The task: For the copy, please give all of the data again exactly and leave the pictures out.

Component data from apps and pages:
____________________
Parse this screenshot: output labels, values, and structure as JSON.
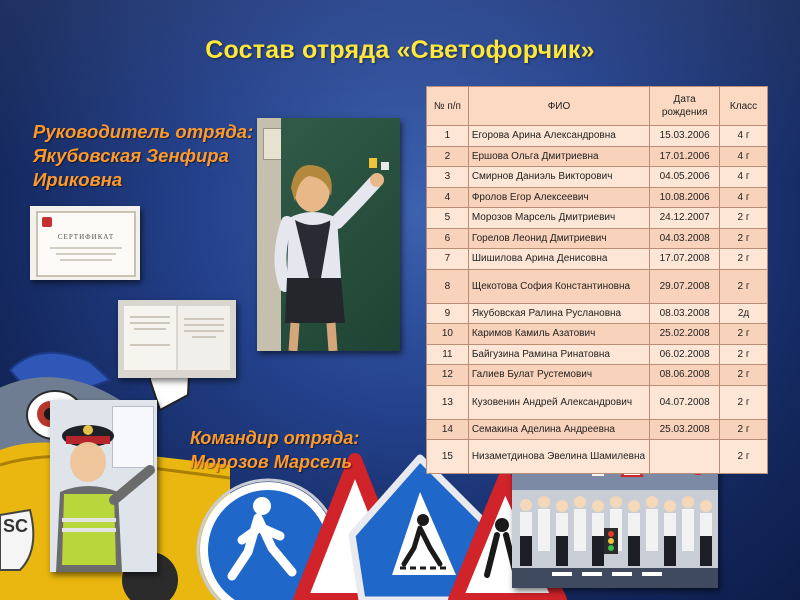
{
  "slide": {
    "title": "Состав отряда «Светофорчик»",
    "leader_caption": [
      "Руководитель отряда:",
      "Якубовская Зенфира",
      "Ириковна"
    ],
    "commander_caption": [
      "Командир отряда:",
      "Морозов Марсель"
    ]
  },
  "certificates": {
    "certificate_label": "СЕРТИФИКАТ"
  },
  "roster": {
    "headers": [
      "№ п/п",
      "ФИО",
      "Дата рождения",
      "Класс"
    ],
    "rows": [
      [
        "1",
        "Егорова Арина Александровна",
        "15.03.2006",
        "4 г"
      ],
      [
        "2",
        "Ершова Ольга Дмитриевна",
        "17.01.2006",
        "4 г"
      ],
      [
        "3",
        "Смирнов Даниэль Викторович",
        "04.05.2006",
        "4 г"
      ],
      [
        "4",
        "Фролов Егор Алексеевич",
        "10.08.2006",
        "4 г"
      ],
      [
        "5",
        "Морозов Марсель Дмитриевич",
        "24.12.2007",
        "2 г"
      ],
      [
        "6",
        "Горелов Леонид Дмитриевич",
        "04.03.2008",
        "2 г"
      ],
      [
        "7",
        "Шишилова Арина Денисовна",
        "17.07.2008",
        "2 г"
      ],
      [
        "8",
        "Щекотова София Константиновна",
        "29.07.2008",
        "2 г"
      ],
      [
        "9",
        "Якубовская Ралина Руслановна",
        "08.03.2008",
        "2д"
      ],
      [
        "10",
        "Каримов Камиль Азатович",
        "25.02.2008",
        "2 г"
      ],
      [
        "11",
        "Байгузина Рамина Ринатовна",
        "06.02.2008",
        "2 г"
      ],
      [
        "12",
        "Галиев Булат Рустемович",
        "08.06.2008",
        "2 г"
      ],
      [
        "13",
        "Кузовенин Андрей Александрович",
        "04.07.2008",
        "2 г"
      ],
      [
        "14",
        "Семакина Аделина Андреевна",
        "25.03.2008",
        "2 г"
      ],
      [
        "15",
        "Низаметдинова Эвелина Шамилевна",
        "",
        "2 г"
      ]
    ]
  },
  "colors": {
    "title": "#ffe83a",
    "caption": "#ff9a2a",
    "table_header": "#fbd9c2",
    "table_row_light": "#fde6d6",
    "table_row_dark": "#f8d2ba",
    "background": "#23408a"
  },
  "icons": [
    "road-sign-pedestrian-icon",
    "road-sign-crosswalk-icon",
    "road-sign-warning-icon",
    "cartoon-owl-mascot-icon"
  ]
}
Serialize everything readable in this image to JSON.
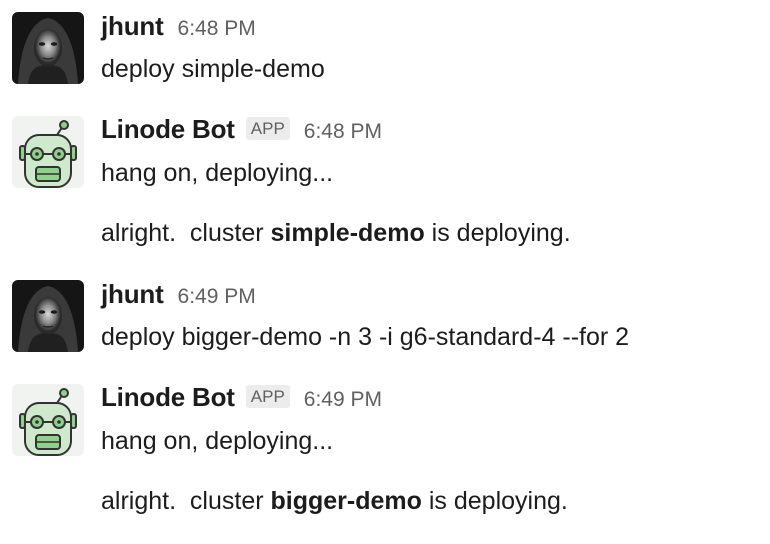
{
  "messages": [
    {
      "user": "jhunt",
      "time": "6:48 PM",
      "lines": [
        {
          "text": "deploy simple-demo"
        }
      ]
    },
    {
      "user": "Linode Bot",
      "badge": "APP",
      "time": "6:48 PM",
      "lines": [
        {
          "text": "hang on, deploying..."
        },
        {
          "before": "alright.  cluster ",
          "bold": "simple-demo",
          "after": " is deploying."
        }
      ]
    },
    {
      "user": "jhunt",
      "time": "6:49 PM",
      "lines": [
        {
          "text": "deploy bigger-demo -n 3 -i g6-standard-4 --for 2"
        }
      ]
    },
    {
      "user": "Linode Bot",
      "badge": "APP",
      "time": "6:49 PM",
      "lines": [
        {
          "text": "hang on, deploying..."
        },
        {
          "before": "alright.  cluster ",
          "bold": "bigger-demo",
          "after": " is deploying."
        }
      ]
    }
  ],
  "icons": {
    "user_avatar": "dark-hooded-face-avatar",
    "bot_avatar": "green-robot-avatar"
  },
  "colors": {
    "text": "#1d1c1d",
    "muted": "#616061",
    "robot_green": "#8fd18b"
  }
}
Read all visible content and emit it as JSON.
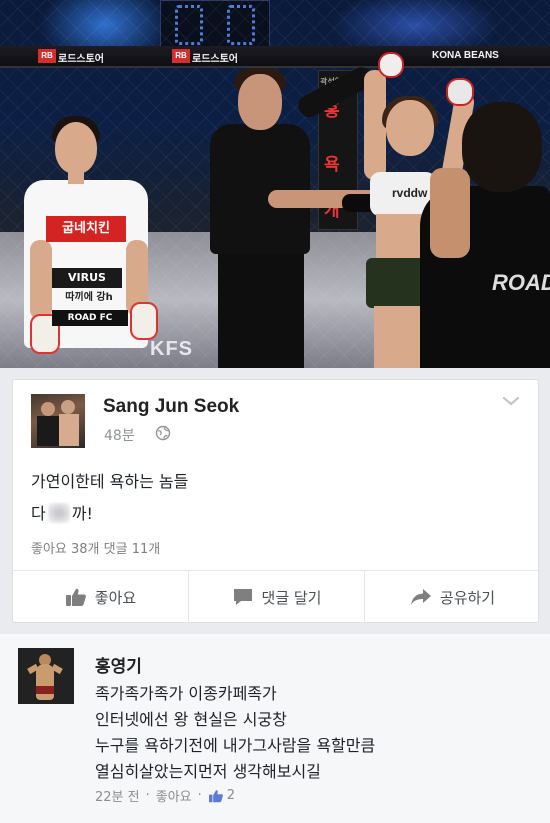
{
  "photo": {
    "rail_sponsor_left": "로드스토어",
    "rail_sponsor_mid": "로드스토어",
    "rail_sponsor_right": "KONA BEANS",
    "banner_name": "곽성억",
    "banner_chars": [
      "홍",
      "욕",
      "개"
    ],
    "floor_logo": "KFS",
    "fighter1_shirt": [
      "굽네치킨",
      "VIRUS",
      "따끼에 강h",
      "ROAD FC"
    ],
    "fighter2_top": "rvddw",
    "camera_shirt": "ROAD"
  },
  "post": {
    "author": "Sang Jun Seok",
    "time": "48분",
    "line1": "가연이한테 욕하는 놈들",
    "line2_prefix": "다",
    "line2_suffix": "까!",
    "stats": "좋아요 38개  댓글 11개",
    "actions": {
      "like": "좋아요",
      "comment": "댓글 달기",
      "share": "공유하기"
    }
  },
  "comment": {
    "author": "홍영기",
    "lines": [
      "족가족가족가 이종카페족가",
      "인터넷에선 왕 현실은 시궁창",
      "누구를 욕하기전에 내가그사람을 욕할만큼",
      "열심히살았는지먼저 생각해보시길"
    ],
    "time": "22분 전",
    "like_label": "좋아요",
    "like_count": "2"
  },
  "colors": {
    "page_bg": "#e9ebee",
    "card_bg": "#ffffff",
    "meta_text": "#90949c",
    "action_text": "#4b4f56"
  }
}
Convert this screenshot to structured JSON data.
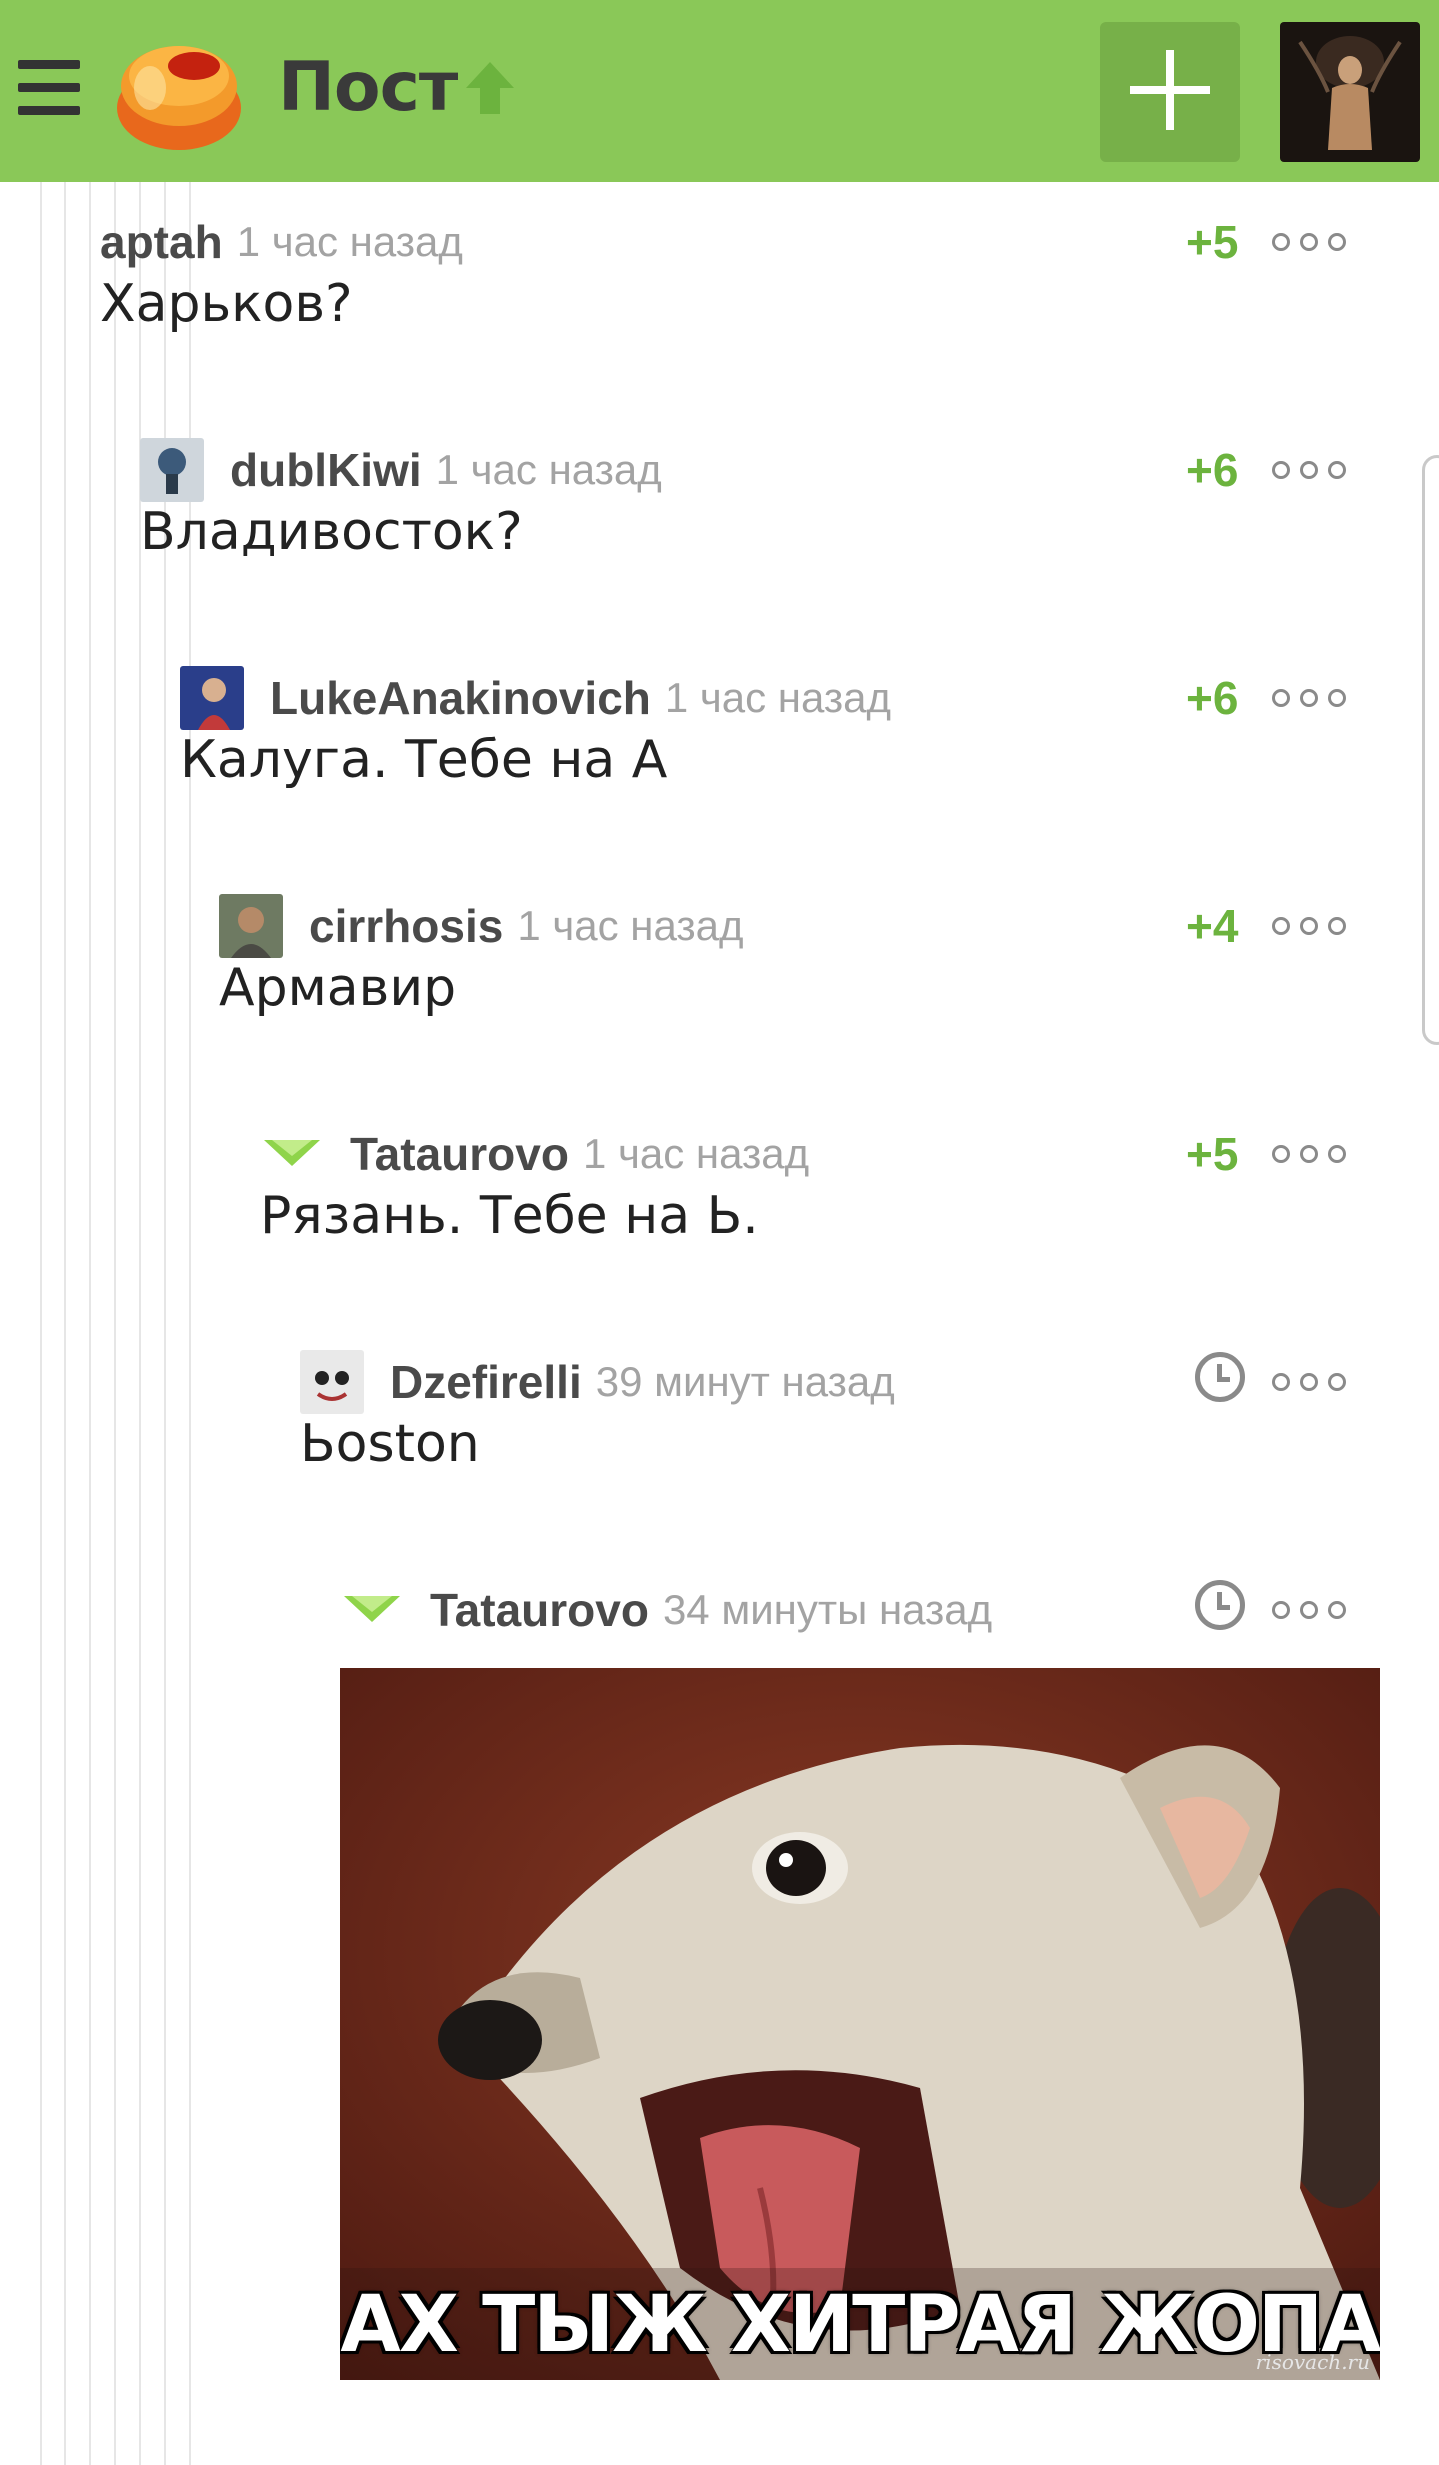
{
  "header": {
    "title": "Пост",
    "menu_icon": "hamburger-icon",
    "up_icon": "arrow-up-icon",
    "add_icon": "plus-icon",
    "brand_color": "#8ac858",
    "accent_color": "#6cb33e"
  },
  "comments": [
    {
      "username": "aptah",
      "time": "1 час назад",
      "text": "Харьков?",
      "rating": "+5"
    },
    {
      "username": "dublKiwi",
      "time": "1 час назад",
      "text": "Владивосток?",
      "rating": "+6"
    },
    {
      "username": "LukeAnakinovich",
      "time": "1 час назад",
      "text": "Калуга. Тебе на А",
      "rating": "+6"
    },
    {
      "username": "cirrhosis",
      "time": "1 час назад",
      "text": "Армавир",
      "rating": "+4"
    },
    {
      "username": "Tataurovo",
      "time": "1 час назад",
      "text": "Рязань. Тебе на Ь.",
      "rating": "+5"
    },
    {
      "username": "Dzefirelli",
      "time": "39 минут назад",
      "text": "Ьoston",
      "rating": ""
    },
    {
      "username": "Tataurovo",
      "time": "34 минуты назад",
      "text": "",
      "rating": ""
    }
  ],
  "meme": {
    "caption": "АХ ТЫЖ ХИТРАЯ ЖОПА",
    "watermark": "risovach.ru"
  }
}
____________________
Exercise solution:
Parse this screenshot: output labels, values, and structure as JSON.
{
  "slide": {
    "title": "Состав отряда «Светофорчик»",
    "leader_caption": [
      "Руководитель отряда:",
      "Якубовская Зенфира",
      "Ириковна"
    ],
    "commander_caption": [
      "Командир отряда:",
      "Морозов Марсель"
    ]
  },
  "certificates": {
    "certificate_label": "СЕРТИФИКАТ"
  },
  "roster": {
    "headers": [
      "№ п/п",
      "ФИО",
      "Дата рождения",
      "Класс"
    ],
    "rows": [
      [
        "1",
        "Егорова Арина Александровна",
        "15.03.2006",
        "4 г"
      ],
      [
        "2",
        "Ершова Ольга Дмитриевна",
        "17.01.2006",
        "4 г"
      ],
      [
        "3",
        "Смирнов Даниэль Викторович",
        "04.05.2006",
        "4 г"
      ],
      [
        "4",
        "Фролов Егор Алексеевич",
        "10.08.2006",
        "4 г"
      ],
      [
        "5",
        "Морозов Марсель Дмитриевич",
        "24.12.2007",
        "2 г"
      ],
      [
        "6",
        "Горелов Леонид Дмитриевич",
        "04.03.2008",
        "2 г"
      ],
      [
        "7",
        "Шишилова Арина Денисовна",
        "17.07.2008",
        "2 г"
      ],
      [
        "8",
        "Щекотова София Константиновна",
        "29.07.2008",
        "2 г"
      ],
      [
        "9",
        "Якубовская Ралина Руслановна",
        "08.03.2008",
        "2д"
      ],
      [
        "10",
        "Каримов Камиль Азатович",
        "25.02.2008",
        "2 г"
      ],
      [
        "11",
        "Байгузина Рамина Ринатовна",
        "06.02.2008",
        "2 г"
      ],
      [
        "12",
        "Галиев Булат Рустемович",
        "08.06.2008",
        "2 г"
      ],
      [
        "13",
        "Кузовенин Андрей Александрович",
        "04.07.2008",
        "2 г"
      ],
      [
        "14",
        "Семакина Аделина Андреевна",
        "25.03.2008",
        "2 г"
      ],
      [
        "15",
        "Низаметдинова Эвелина Шамилевна",
        "",
        "2 г"
      ]
    ]
  },
  "colors": {
    "title": "#ffe83a",
    "caption": "#ff9a2a",
    "table_header": "#fbd9c2",
    "table_row_light": "#fde6d6",
    "table_row_dark": "#f8d2ba",
    "background": "#23408a"
  },
  "icons": [
    "road-sign-pedestrian-icon",
    "road-sign-crosswalk-icon",
    "road-sign-warning-icon",
    "cartoon-owl-mascot-icon"
  ]
}
Serialize everything readable in this image to JSON.
{
  "messages": [
    {
      "user": "jhunt",
      "time": "6:48 PM",
      "lines": [
        {
          "text": "deploy simple-demo"
        }
      ]
    },
    {
      "user": "Linode Bot",
      "badge": "APP",
      "time": "6:48 PM",
      "lines": [
        {
          "text": "hang on, deploying..."
        },
        {
          "before": "alright.  cluster ",
          "bold": "simple-demo",
          "after": " is deploying."
        }
      ]
    },
    {
      "user": "jhunt",
      "time": "6:49 PM",
      "lines": [
        {
          "text": "deploy bigger-demo -n 3 -i g6-standard-4 --for 2"
        }
      ]
    },
    {
      "user": "Linode Bot",
      "badge": "APP",
      "time": "6:49 PM",
      "lines": [
        {
          "text": "hang on, deploying..."
        },
        {
          "before": "alright.  cluster ",
          "bold": "bigger-demo",
          "after": " is deploying."
        }
      ]
    }
  ],
  "icons": {
    "user_avatar": "dark-hooded-face-avatar",
    "bot_avatar": "green-robot-avatar"
  },
  "colors": {
    "text": "#1d1c1d",
    "muted": "#616061",
    "robot_green": "#8fd18b"
  }
}
Read all visible content and emit it as JSON.
{
  "photo": {
    "rail_sponsor_left": "로드스토어",
    "rail_sponsor_mid": "로드스토어",
    "rail_sponsor_right": "KONA BEANS",
    "banner_name": "곽성억",
    "banner_chars": [
      "홍",
      "욕",
      "개"
    ],
    "floor_logo": "KFS",
    "fighter1_shirt": [
      "굽네치킨",
      "VIRUS",
      "따끼에 강h",
      "ROAD FC"
    ],
    "fighter2_top": "rvddw",
    "camera_shirt": "ROAD"
  },
  "post": {
    "author": "Sang Jun Seok",
    "time": "48분",
    "line1": "가연이한테 욕하는 놈들",
    "line2_prefix": "다",
    "line2_suffix": "까!",
    "stats": "좋아요 38개  댓글 11개",
    "actions": {
      "like": "좋아요",
      "comment": "댓글 달기",
      "share": "공유하기"
    }
  },
  "comment": {
    "author": "홍영기",
    "lines": [
      "족가족가족가 이종카페족가",
      "인터넷에선 왕 현실은 시궁창",
      "누구를 욕하기전에 내가그사람을 욕할만큼",
      "열심히살았는지먼저 생각해보시길"
    ],
    "time": "22분 전",
    "like_label": "좋아요",
    "like_count": "2"
  },
  "colors": {
    "page_bg": "#e9ebee",
    "card_bg": "#ffffff",
    "meta_text": "#90949c",
    "action_text": "#4b4f56"
  }
}
Convert this screenshot to structured JSON data.
{
  "header": {
    "title": "Пост",
    "menu_icon": "hamburger-icon",
    "up_icon": "arrow-up-icon",
    "add_icon": "plus-icon",
    "brand_color": "#8ac858",
    "accent_color": "#6cb33e"
  },
  "comments": [
    {
      "username": "aptah",
      "time": "1 час назад",
      "text": "Харьков?",
      "rating": "+5"
    },
    {
      "username": "dublKiwi",
      "time": "1 час назад",
      "text": "Владивосток?",
      "rating": "+6"
    },
    {
      "username": "LukeAnakinovich",
      "time": "1 час назад",
      "text": "Калуга. Тебе на А",
      "rating": "+6"
    },
    {
      "username": "cirrhosis",
      "time": "1 час назад",
      "text": "Армавир",
      "rating": "+4"
    },
    {
      "username": "Tataurovo",
      "time": "1 час назад",
      "text": "Рязань. Тебе на Ь.",
      "rating": "+5"
    },
    {
      "username": "Dzefirelli",
      "time": "39 минут назад",
      "text": "Ьoston",
      "rating": ""
    },
    {
      "username": "Tataurovo",
      "time": "34 минуты назад",
      "text": "",
      "rating": ""
    }
  ],
  "meme": {
    "caption": "АХ ТЫЖ ХИТРАЯ ЖОПА",
    "watermark": "risovach.ru"
  }
}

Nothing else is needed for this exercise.